Terrence Malick's new and profoundly beautiful film, The Tree of Life, is, among many things, a very good thing for classical music. For people who already love classical music, the film provides numerous moments to savor it in a very rich setting. For people who don't already connect with classical music, I suspect that many of them will check the film's credits, or buy the soundtrack, to begin their voyage of discovery.
The pacing and flow of the movie are very much musical in nature, and over and over again pieces of classical music surge into the foreground, or recede into the background, sometimes in harmony and at other times in contrast to the images. I can't remember the last time I saw a film in which music, particularly classical music, played such an essential role in telling the story.

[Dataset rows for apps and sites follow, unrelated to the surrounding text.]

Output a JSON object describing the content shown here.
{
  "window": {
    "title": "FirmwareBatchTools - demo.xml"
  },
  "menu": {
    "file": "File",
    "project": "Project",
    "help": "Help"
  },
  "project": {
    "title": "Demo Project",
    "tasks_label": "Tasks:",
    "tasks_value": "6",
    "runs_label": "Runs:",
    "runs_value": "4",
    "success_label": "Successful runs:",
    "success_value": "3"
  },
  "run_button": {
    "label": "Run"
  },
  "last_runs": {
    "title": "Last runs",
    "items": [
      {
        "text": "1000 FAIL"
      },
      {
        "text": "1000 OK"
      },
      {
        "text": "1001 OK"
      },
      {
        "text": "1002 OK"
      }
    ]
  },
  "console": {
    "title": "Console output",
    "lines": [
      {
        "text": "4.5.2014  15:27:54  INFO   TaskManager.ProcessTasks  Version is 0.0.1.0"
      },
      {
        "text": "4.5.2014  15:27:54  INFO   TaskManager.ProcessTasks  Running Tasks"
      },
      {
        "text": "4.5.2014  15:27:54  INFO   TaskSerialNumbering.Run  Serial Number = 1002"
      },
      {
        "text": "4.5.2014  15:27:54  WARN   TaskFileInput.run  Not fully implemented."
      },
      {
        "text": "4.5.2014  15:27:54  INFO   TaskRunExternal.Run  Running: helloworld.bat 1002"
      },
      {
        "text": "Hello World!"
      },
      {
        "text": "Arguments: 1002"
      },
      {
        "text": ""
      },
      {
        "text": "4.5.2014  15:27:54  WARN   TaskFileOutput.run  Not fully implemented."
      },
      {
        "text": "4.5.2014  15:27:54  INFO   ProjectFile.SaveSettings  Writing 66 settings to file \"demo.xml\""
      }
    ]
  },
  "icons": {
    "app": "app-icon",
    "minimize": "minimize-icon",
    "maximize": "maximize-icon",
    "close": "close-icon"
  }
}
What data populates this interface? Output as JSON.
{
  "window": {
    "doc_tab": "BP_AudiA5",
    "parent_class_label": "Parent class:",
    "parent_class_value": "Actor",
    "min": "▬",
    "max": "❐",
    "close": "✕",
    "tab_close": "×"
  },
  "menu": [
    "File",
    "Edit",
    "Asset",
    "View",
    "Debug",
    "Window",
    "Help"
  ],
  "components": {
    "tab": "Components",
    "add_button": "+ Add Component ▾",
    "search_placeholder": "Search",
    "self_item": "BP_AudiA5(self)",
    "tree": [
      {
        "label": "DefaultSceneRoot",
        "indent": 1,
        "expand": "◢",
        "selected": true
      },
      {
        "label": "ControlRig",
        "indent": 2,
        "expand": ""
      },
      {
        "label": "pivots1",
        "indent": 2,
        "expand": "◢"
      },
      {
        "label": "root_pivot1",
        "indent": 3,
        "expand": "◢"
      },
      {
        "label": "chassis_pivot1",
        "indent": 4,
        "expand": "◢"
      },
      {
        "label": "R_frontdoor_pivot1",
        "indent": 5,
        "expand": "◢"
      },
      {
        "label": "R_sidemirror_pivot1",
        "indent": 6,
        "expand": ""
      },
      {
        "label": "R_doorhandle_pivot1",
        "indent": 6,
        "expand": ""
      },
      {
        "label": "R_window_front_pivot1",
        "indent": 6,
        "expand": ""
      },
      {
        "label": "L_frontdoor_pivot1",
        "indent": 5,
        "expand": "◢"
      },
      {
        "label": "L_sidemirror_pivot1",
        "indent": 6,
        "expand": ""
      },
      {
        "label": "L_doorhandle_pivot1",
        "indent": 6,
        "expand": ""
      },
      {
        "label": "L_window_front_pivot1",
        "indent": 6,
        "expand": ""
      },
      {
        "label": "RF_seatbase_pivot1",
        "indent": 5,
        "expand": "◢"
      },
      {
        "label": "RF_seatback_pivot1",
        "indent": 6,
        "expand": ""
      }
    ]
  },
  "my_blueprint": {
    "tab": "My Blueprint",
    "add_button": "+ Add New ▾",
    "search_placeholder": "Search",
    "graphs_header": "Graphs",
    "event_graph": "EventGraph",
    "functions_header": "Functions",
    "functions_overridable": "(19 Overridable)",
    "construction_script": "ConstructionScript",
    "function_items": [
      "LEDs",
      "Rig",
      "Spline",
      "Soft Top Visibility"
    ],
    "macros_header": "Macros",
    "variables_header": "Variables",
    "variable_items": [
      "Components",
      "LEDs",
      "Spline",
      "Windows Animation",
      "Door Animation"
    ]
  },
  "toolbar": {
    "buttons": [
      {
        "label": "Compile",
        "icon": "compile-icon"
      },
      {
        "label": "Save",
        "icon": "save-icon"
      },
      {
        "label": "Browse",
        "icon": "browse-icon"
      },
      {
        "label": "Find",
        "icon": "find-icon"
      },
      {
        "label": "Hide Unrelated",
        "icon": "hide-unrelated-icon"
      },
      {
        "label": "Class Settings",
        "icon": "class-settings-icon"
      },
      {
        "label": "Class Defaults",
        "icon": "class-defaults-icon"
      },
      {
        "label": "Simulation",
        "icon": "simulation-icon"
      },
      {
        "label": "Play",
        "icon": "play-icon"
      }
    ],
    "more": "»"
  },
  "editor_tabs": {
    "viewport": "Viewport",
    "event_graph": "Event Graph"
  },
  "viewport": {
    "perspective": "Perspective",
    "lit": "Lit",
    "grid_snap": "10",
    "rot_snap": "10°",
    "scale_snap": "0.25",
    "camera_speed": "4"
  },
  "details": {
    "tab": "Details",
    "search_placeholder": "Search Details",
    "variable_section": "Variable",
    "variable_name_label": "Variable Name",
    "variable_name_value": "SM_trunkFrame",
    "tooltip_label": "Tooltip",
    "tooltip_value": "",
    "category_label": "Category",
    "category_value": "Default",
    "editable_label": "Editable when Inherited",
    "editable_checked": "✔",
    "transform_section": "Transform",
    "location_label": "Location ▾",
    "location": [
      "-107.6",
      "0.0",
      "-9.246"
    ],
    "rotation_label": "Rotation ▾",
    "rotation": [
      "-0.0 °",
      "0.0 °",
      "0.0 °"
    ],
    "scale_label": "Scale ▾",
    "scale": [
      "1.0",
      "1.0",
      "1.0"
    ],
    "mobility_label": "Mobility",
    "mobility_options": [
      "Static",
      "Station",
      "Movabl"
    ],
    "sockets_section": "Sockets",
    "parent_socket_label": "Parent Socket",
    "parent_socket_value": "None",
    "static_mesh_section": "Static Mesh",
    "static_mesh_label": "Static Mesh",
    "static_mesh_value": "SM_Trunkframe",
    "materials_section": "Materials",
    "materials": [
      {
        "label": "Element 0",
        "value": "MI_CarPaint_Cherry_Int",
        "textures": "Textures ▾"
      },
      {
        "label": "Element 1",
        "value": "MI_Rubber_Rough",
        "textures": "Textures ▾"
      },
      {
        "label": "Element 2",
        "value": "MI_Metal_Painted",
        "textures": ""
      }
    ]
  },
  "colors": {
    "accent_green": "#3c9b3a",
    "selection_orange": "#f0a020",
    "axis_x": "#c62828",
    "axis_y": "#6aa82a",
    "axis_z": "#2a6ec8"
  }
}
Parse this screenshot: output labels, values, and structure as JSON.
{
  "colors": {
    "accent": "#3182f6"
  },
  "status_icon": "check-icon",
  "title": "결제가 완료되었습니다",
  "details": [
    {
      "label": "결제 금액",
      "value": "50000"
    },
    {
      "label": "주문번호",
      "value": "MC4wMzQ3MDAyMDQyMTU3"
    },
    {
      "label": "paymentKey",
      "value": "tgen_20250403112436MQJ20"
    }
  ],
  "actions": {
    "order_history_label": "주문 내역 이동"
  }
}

For all the grandiosity of Malick's vision in Tree of Life, it is essentially an intimate film, and music plays a role on every level of the story. The basic plot goes this way: The O'Briens -- Brad Pitt playing the stern patriarch, and Jessica Chastain playing the tender and dreamy mother -- are an American couple in 1950s middle America who have lost one of their three sons. This tragic event lets loose powerful forces that alter their relationship, and sets off a battle for the young souls of their other children, particularly the eldest son. We meet that son at the beginning of the film, when his grown up version -- played by Sean Penn -- begins to unravel, as memories of his turbulent relationship with his father, and the senseless loss of his brother, threaten to overwhelm him.
The conflict that fuels the film's drama could have been the name of a Handel oratorio: "The Battle Between Grace and Nature." The first is embodied by the deeply faithful mother, who believes that love is essentially the only answer to man's suffering and isolation; the second is represented by the father, who, not able to achieve his own dreams of success, attempts to toughen up his young sons to the hard truths of life. But the dichotomy isn't so cut and dry. True, the father rides the boys hard to do their chores to unattainable perfection. And he invites them to hit him in the face when he's teaching them to box, something that clearly troubles them deeply. But he also has a genuinely sensitive side. More specifically, he has a thing for music.
Nothing seems to make Mr. O'Brien happier and more fulfilled than music, whether spinning Toscanini's recording of Brahms' Fourth Symphony, or even better, sitting himself down in front of the piano -- or on the bench in front of the local church's organ -- to play Bach. His own divided nature comes back into focus when he tells the boys that Toscanini did "65 takes" before finishing the recording, but still told the musicians afterwards that they could all have done better.
Visually, the shadow and light and color of suburban American life has rarely appeared on the screen in such rich and suggestive hues, but I can't recall ever seeing such a familiar American imagery meshed with such a wide variety of classical music. The "nature sounds" that open Mahler's First Symphony are prevalent, as are the spare, mystical tones of contemporary composer Sir John Tavener. The surging, river-inspired music of Smetana's Die Moldau provides a sense of overflowing joy as the O'Brien boys romp around outdoors under a bright and benevolent sun. What a pleasure it was for me to have my own childhood memories of running through a field, or making trouble with friends, stimulated by these images as the music that has become such a big part of my adult life soars along!
When Malick zooms out to the point of view of the cosmos, or zooms in to the level of a cell, to connect the family drama to the boundless push and pull of universal forces, selections of classical music play a pivotal role in making the connections -- especially in the climactic final scene, when Malick uses transcendent moments from Berlioz's Requiem to transporting effect.
As experienced in The Tree of Life, music is no less than grace itself -- the very language of the spirit. Regardless of how wide and lasting an impact the film will have, Malick has made the most persuasive case for the relevance of classical music -- if one was ever needed, and whether he intended to do so or not.